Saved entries
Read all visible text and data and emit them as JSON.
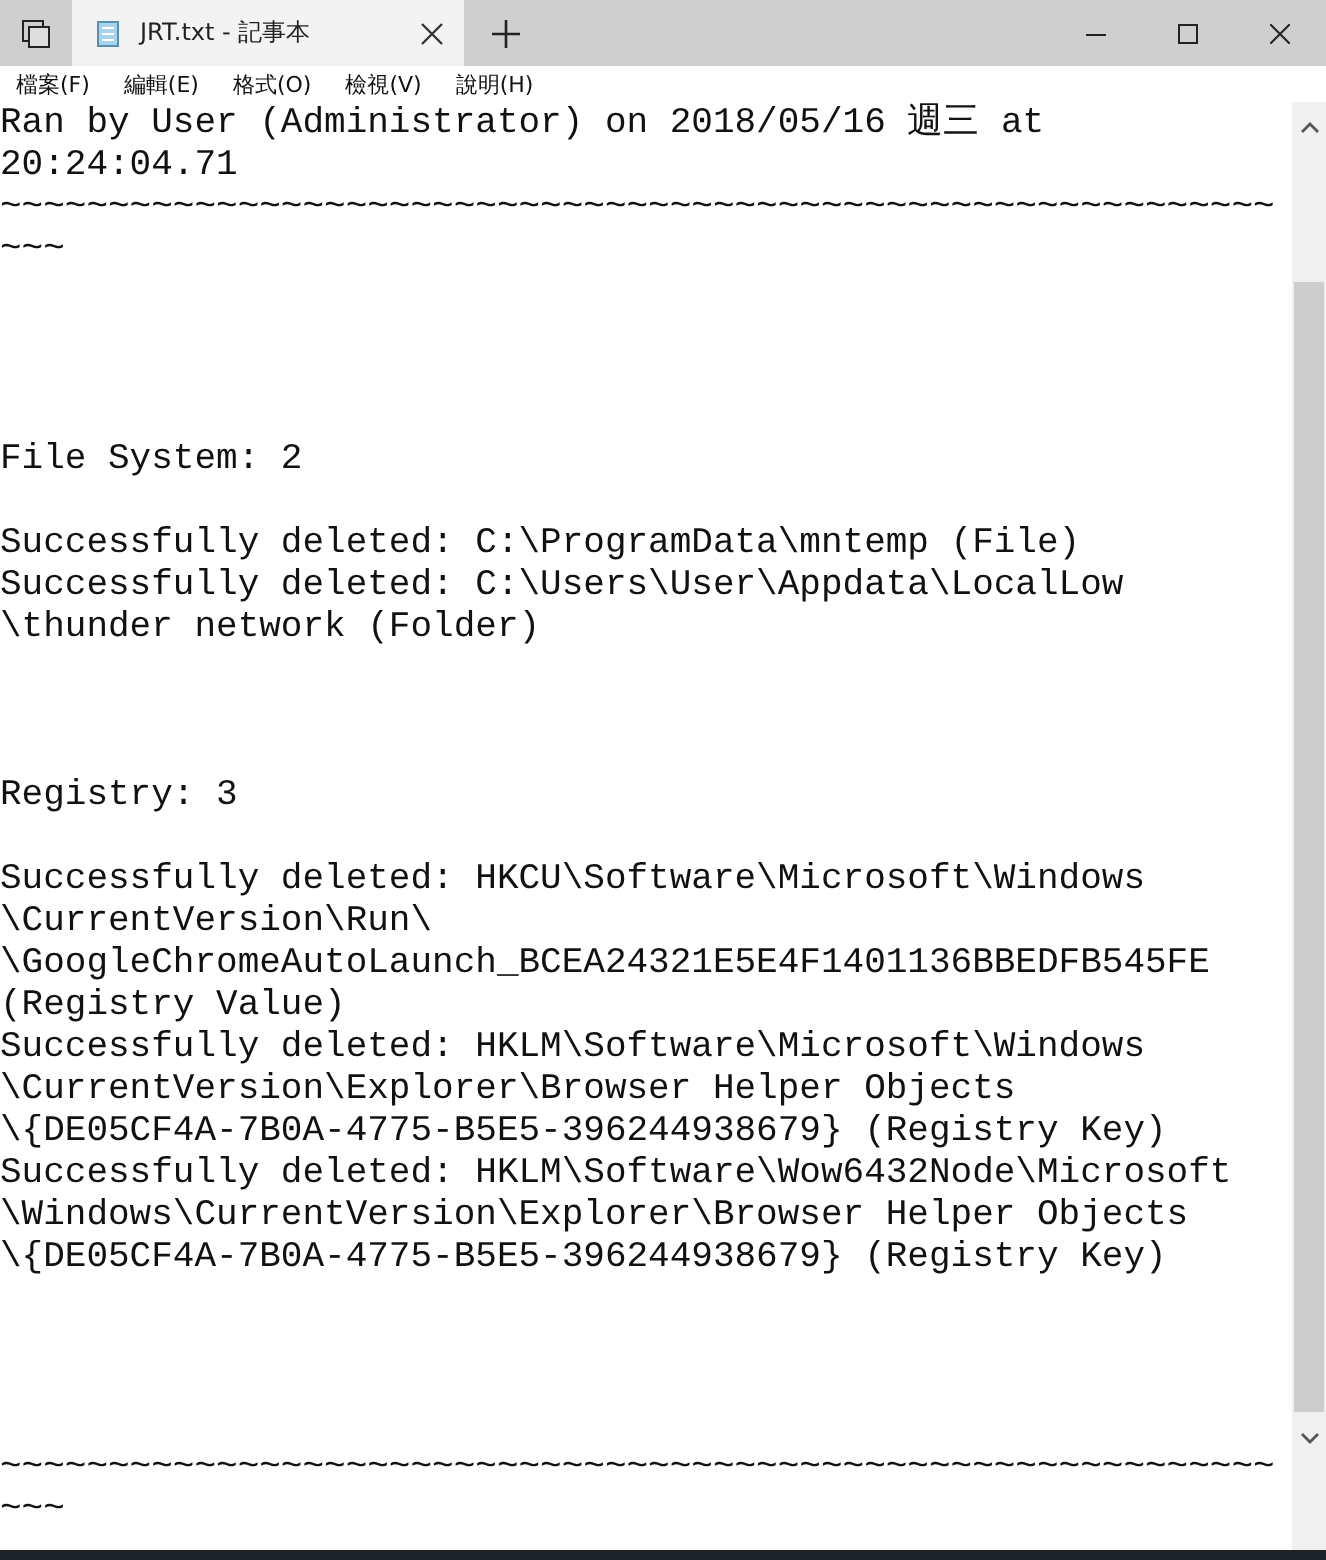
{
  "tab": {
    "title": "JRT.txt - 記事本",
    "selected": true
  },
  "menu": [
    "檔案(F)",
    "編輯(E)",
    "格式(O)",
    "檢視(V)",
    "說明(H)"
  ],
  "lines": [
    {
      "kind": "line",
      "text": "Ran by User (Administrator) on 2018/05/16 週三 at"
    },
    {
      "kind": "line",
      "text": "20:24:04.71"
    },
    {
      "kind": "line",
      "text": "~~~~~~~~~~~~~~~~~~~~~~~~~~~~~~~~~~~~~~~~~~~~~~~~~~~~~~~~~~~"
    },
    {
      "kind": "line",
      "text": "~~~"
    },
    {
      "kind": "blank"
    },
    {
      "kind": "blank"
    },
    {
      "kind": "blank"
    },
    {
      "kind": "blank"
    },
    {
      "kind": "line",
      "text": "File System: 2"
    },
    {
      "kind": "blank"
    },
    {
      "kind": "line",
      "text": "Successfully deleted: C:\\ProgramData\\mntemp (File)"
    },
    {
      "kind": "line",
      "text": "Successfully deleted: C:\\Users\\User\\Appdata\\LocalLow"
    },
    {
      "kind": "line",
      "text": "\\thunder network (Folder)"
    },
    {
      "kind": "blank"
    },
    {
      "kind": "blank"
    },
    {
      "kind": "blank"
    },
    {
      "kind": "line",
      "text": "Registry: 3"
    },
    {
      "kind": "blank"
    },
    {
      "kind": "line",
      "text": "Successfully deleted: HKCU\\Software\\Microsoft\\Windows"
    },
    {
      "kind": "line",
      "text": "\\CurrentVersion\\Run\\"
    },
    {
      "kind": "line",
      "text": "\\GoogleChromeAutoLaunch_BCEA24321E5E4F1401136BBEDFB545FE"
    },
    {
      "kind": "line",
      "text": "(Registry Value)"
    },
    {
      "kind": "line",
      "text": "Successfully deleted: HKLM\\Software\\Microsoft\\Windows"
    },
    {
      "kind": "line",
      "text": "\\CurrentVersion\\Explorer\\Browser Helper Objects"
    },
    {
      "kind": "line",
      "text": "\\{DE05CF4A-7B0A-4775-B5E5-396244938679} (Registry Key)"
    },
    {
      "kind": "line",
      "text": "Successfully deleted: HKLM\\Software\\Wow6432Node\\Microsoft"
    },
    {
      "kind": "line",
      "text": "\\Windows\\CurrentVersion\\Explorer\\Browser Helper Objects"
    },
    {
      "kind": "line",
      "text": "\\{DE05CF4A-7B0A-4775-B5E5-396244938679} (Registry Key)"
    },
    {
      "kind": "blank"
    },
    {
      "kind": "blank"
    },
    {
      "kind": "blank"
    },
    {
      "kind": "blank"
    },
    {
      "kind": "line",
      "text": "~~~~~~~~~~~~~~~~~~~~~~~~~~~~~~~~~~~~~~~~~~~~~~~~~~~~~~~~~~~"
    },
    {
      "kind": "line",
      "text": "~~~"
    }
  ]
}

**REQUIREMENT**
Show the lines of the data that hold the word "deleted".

**SOLUTION BELOW**
      "text": "Successfully deleted: C:\\ProgramData\\mntemp (File)"
      "text": "Successfully deleted: C:\\Users\\User\\Appdata\\LocalLow"
      "text": "Successfully deleted: HKCU\\Software\\Microsoft\\Windows"
      "text": "Successfully deleted: HKLM\\Software\\Microsoft\\Windows"
      "text": "Successfully deleted: HKLM\\Software\\Wow6432Node\\Microsoft"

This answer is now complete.